DATA EXTRACT |
☆ ☆ ☆ ☆ ☆ ☆ ☆
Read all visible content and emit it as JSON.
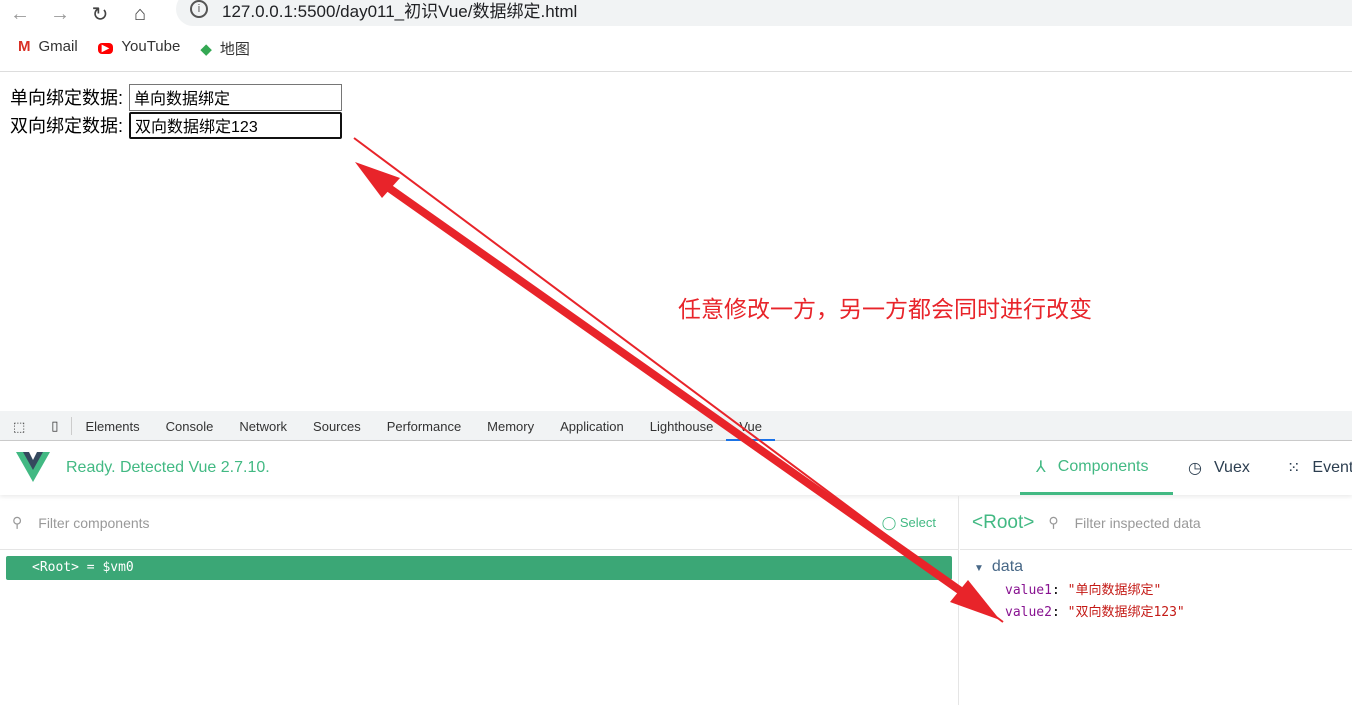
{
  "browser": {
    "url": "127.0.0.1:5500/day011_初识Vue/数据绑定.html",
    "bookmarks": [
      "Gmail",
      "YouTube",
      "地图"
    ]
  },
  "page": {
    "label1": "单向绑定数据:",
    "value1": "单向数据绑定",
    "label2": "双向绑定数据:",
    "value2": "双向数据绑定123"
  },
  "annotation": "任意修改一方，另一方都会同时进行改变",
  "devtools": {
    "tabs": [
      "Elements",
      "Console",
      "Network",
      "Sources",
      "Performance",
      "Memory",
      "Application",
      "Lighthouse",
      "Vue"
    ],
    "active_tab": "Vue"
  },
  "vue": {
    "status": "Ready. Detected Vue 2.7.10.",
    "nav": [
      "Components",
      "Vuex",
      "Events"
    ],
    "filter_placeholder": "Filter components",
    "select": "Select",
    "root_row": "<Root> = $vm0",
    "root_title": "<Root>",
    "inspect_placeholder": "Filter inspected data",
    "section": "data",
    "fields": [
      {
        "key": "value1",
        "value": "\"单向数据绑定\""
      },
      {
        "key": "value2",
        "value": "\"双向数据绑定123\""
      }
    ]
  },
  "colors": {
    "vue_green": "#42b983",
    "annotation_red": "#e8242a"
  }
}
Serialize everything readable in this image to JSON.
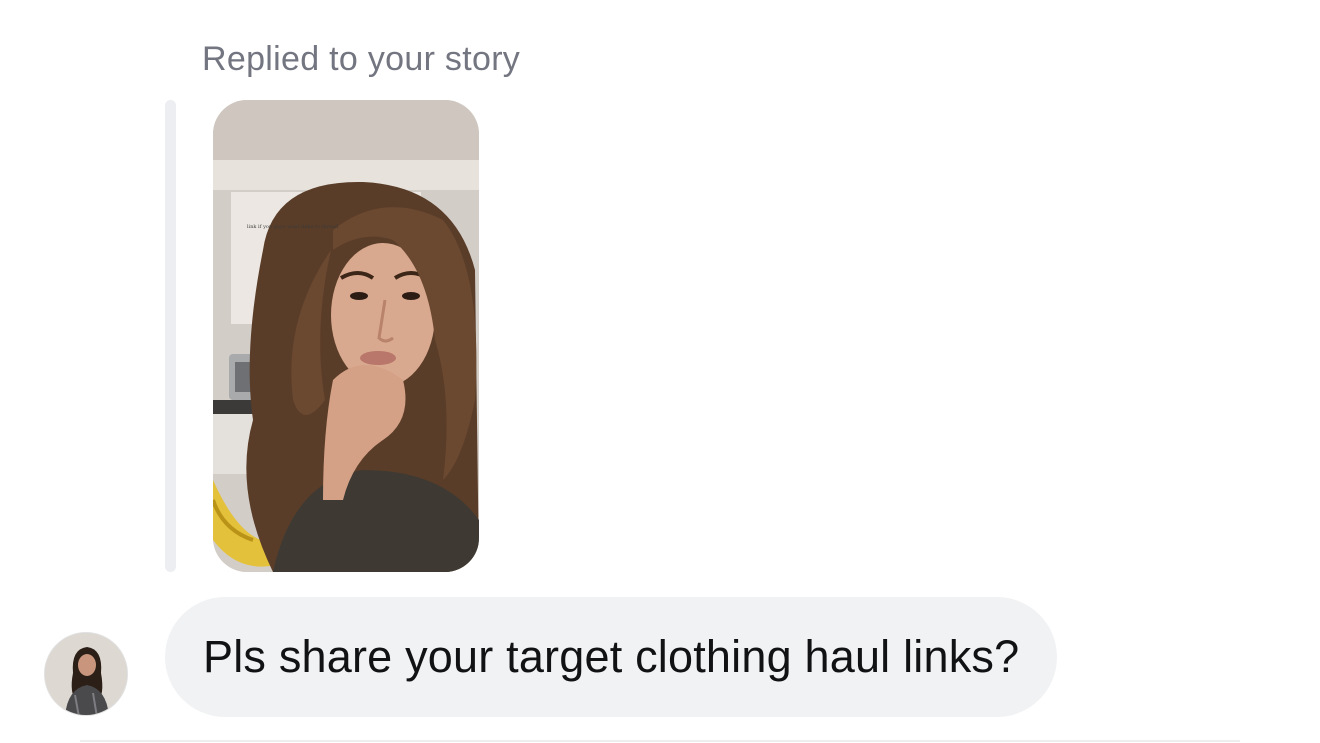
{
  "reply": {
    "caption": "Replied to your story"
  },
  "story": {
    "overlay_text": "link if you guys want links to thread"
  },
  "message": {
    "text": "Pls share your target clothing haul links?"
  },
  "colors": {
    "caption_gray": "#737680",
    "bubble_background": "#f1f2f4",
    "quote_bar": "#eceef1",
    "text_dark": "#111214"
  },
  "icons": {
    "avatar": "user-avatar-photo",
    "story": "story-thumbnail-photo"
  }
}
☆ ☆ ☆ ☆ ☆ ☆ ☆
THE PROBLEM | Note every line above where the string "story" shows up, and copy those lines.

RESPONSE FOR THIS EXERCISE |
    "caption": "Replied to your story"
  "story": {
    "story": "story-thumbnail-photo"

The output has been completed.